THE FIRST song Cajun songwriting great D.L. Menard ever learned to play was Hank Williams' "Mansion on the Hill." Menard went on to earn the title of The Cajun Hank Williams and, on his new album, "Cajun Saturday Night," Menard sings six Williams songs along with one by Ernest Tubb and five of his own.

The result is not only a showcase for Menard's singing and songwriting talents, but also a tribute to the great emotional character and dignity country music once conveyed.
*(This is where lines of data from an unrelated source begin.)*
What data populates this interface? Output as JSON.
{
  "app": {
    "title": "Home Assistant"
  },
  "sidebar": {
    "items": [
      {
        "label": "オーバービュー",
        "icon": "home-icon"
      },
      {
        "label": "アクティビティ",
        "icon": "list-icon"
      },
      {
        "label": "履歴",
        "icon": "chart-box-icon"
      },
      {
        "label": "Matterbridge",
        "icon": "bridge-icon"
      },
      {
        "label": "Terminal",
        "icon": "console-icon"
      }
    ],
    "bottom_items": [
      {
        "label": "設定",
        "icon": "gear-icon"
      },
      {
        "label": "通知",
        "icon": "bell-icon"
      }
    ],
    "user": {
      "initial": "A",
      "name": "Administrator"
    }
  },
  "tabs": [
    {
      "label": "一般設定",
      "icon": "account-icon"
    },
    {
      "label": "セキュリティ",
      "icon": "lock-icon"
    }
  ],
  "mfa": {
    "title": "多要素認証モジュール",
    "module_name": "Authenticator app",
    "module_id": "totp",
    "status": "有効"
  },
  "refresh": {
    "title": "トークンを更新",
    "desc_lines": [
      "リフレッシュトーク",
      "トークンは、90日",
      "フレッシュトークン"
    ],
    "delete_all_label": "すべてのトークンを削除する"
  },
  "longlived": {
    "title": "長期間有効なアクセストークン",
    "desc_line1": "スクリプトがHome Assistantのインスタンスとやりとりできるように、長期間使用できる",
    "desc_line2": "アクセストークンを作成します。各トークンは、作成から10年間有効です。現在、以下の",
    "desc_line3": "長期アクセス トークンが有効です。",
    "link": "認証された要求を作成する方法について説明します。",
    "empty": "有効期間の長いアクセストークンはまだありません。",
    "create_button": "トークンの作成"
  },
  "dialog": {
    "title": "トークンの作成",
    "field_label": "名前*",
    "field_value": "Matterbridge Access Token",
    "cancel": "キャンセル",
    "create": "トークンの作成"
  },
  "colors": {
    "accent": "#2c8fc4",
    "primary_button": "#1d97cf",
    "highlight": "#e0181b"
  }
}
Menard is not a Williams imitator; his mush- mouthed Cajun delivery holds a rugged charm of its own. Like Williams, however, his supple vocals carry tremendous emotional depth and sincerity, and he's especially at home on despairing ballads such as Williams' "Why Should We Try Anymore?" Menard doesn't totally forsake his folk heritage. Two lively two-steps, "Cajun Saturday Night" and "The Bachelor's Life" (sung in French), prove Menard's natural environment is the Cajun dance hall.

The drama of Menard's balladeering is perfectly highlighted by the classic instrumental stylings provided by steel guitarist Don Helms and fiddler Jerry Rivers -- both members of Williams' Drifting Cowboys -- as well as Ricky Skaggs, Jerry Douglas and others. Like the Drifting Cowboys, the band takes an economical approach, with understated lines from the fiddle, steel guitar and dobro reinforcing the lyrics' sentiment. It is this dramatic restraint, along with Menard's mournful singing, that makes "Cajun Saturday Night" such a moving evocation, in form and spirit, of the hillbilly musical era of Hank Williams.

D.L. MENARD -- "Cajun Saturday Night" (Rounder O198); appearing Saturday night at the Birchmere.